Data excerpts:
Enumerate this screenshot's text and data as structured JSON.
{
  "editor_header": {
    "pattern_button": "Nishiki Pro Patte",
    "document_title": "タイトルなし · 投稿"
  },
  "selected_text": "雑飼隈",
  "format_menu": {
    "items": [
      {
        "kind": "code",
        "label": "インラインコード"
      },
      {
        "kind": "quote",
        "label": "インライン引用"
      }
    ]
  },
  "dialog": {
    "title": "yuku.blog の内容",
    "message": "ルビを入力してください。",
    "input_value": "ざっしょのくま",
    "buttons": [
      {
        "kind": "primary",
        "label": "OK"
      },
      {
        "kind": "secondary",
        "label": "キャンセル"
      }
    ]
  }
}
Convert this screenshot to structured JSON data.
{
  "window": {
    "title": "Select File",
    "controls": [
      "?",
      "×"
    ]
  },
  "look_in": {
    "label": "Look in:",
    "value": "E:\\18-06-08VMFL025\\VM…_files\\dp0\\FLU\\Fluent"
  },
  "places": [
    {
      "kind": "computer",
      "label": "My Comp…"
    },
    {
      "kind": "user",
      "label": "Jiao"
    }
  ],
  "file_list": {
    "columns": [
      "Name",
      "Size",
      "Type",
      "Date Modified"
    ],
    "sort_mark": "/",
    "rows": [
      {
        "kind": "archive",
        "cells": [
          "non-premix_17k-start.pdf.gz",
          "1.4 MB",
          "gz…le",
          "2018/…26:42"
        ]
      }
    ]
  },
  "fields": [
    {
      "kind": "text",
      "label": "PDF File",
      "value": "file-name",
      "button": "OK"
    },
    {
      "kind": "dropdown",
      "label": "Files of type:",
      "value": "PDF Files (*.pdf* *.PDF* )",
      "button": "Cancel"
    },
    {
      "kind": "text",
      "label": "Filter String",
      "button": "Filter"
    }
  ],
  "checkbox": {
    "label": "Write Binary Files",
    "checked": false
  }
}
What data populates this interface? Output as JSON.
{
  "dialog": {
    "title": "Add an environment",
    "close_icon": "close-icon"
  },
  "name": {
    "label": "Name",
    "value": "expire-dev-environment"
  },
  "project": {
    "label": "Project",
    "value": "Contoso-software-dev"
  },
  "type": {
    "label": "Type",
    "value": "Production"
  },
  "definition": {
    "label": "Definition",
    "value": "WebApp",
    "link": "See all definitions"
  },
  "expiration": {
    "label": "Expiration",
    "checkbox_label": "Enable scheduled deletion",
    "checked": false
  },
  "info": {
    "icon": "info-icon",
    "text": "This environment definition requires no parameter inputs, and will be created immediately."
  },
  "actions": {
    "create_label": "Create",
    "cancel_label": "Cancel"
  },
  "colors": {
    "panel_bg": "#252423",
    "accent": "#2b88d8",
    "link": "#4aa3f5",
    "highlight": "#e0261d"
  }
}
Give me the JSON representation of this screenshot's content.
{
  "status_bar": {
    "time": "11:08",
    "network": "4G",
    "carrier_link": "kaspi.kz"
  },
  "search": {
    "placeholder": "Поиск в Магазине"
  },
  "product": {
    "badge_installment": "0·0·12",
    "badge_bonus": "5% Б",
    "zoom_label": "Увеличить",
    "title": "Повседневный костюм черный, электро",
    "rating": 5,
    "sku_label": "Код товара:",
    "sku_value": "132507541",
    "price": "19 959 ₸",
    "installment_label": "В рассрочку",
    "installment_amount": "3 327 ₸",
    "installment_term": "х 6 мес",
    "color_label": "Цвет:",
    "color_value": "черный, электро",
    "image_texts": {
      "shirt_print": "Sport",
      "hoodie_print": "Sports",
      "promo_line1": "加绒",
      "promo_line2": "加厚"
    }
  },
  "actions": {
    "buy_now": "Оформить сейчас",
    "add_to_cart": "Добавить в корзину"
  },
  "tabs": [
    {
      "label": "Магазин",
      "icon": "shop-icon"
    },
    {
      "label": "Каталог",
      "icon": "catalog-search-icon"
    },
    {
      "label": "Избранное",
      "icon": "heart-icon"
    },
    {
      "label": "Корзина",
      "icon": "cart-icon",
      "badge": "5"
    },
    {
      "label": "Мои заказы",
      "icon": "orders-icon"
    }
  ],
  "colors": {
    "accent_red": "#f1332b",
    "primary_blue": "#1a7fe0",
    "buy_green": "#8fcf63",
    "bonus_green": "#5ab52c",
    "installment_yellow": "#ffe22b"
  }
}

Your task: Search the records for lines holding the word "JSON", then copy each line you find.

Answer for this exercise:
Enumerate this screenshot's text and data as structured JSON.
Convert this screenshot to structured JSON data.
What data populates this interface? Output as JSON.
Give me the JSON representation of this screenshot's content.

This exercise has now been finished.